Then of course there's that ever present with TFC, the drama. Whether it's coaches or players leaving mysteriously or with clear and often very public grievances being aired, players suddenly retiring into coaching or management jobs, or the front office managing to very rapidly turn supporters from loyal, excited and passionate into surly, mistrusting, divided and often openly rebellious, there's always been something going on to take away from any positive momentum elsewhere. All that meant that fans of other teams or open TFC haters had plenty of material to poke fun at, and never really needed to worry about TFC being a serious contender for honours any time soon.

When Aron Winter and Paul Mariner came on board this January after a magnificently long search following Mo and Preki's firing, there was renewed hope and talk of a new 'winning culture', but nothing really seemed to change. Inherited problems were resolved very messily, Dwayne de Rosario mused about going on strike, before finally leaving shortly into the season, in a trade that ended up being de ro for Andy Iro and a draft pick. Adrian Cann effectively did go on strike, and when he came back was forced into a humbling public apology, and an even more humbling appearance at Left Back.

The revolving door actually picked up pace, as TFC broke the all time record for players in an MLS season, and the 'exciting, attractive, attacking' system was doggedly stuck to despite a poor overall record that included numerous defensive meltdowns.
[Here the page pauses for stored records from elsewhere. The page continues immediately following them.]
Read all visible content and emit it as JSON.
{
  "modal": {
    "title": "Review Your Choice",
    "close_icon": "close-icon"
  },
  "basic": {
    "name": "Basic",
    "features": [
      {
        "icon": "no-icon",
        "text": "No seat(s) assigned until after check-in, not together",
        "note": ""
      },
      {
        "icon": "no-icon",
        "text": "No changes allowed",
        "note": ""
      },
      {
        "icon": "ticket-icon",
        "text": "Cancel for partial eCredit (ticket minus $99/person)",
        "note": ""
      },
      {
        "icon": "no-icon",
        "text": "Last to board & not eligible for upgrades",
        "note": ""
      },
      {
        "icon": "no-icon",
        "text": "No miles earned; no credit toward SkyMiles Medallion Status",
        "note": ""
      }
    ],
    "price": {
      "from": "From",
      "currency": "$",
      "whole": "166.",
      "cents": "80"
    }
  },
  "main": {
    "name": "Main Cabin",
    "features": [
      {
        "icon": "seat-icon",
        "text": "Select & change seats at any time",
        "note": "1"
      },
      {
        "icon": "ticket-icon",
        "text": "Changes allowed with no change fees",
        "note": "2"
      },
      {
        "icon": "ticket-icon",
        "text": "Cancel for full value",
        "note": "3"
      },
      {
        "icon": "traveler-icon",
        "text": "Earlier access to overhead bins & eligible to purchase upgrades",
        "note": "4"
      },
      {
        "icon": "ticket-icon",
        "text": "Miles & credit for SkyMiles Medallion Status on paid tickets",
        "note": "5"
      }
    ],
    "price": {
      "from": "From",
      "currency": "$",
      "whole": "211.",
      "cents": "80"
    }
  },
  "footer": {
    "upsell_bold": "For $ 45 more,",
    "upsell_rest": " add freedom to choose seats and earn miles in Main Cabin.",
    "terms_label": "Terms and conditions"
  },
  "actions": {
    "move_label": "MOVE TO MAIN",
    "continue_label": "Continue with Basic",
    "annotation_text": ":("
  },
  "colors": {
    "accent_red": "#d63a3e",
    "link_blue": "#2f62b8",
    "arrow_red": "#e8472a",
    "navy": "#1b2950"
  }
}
When TFC called a big press conference at the end of June, there was talk that Winter would be giving up the coaching reins, more drama, another new coach, yet another nadir for TFC.

Instead, after 4 ½ seasons, that press conference saw TFC finally seem to turn a corner. Torsten Frings was introduced along with Danny Koevermans, and in the second half of the season, things seemed to improve. Julian de Guzman talked about how there was an increased dressing room focus on football. Matt Gold mentioned how Frings was able to represent the players side to Aron Winter and there certainly seemed a more pragmatic, less dogmatic approach to the team's formation going forward. That improvement yielded a tangible achievement as when the big game came around this time, instead of choking, they put in one of the best performances in club history to qualify for the knockout phases.

There's still a long way to go in the getting respect department. Look at the reaction to Danleigh Borman in the re-entry draft. Seen as not a big loss, and given up on as defensively hopeless by most TFC fans, a lot of MLS experts picked him as one of the best options out there. Concerns about defensive failures were met with 'yeah, but that was with TFC' as if no shortcomings exposed here could ever fairly be held against a player, until he got a chance to prove himself in more favourable circumstances with a decent team.

So that's what I want for next year; an end to the drama, and the comedy we've provided to the rest of MLS. I want Mariner, Winter and de Klerk to still be in charge at the end of the season. I want a productive pre season, with a settled lineup in the first game against LA. I want the majority of that starting squad to be still with us at the end of the season, with no need for a flurry of mud season trades. I want no more drama between players and coaches, or coaches and management, or management and fans. Blogging material be damned, I want TFC to be interesting only for how uninteresting they've become. I want the only controversy to be who'll be in net when the season starts. I want them to be a blandly run club that's recognised as tough to play against and a team where a player with the right skills can flourish. I want consistent performances, an obvious sense of progress, and yes damnit, I want a playoff place. Then I want the Front Office to not use all that as a reason for another hefty season ticket price raise.

I don't want TFC to be a joke anymore.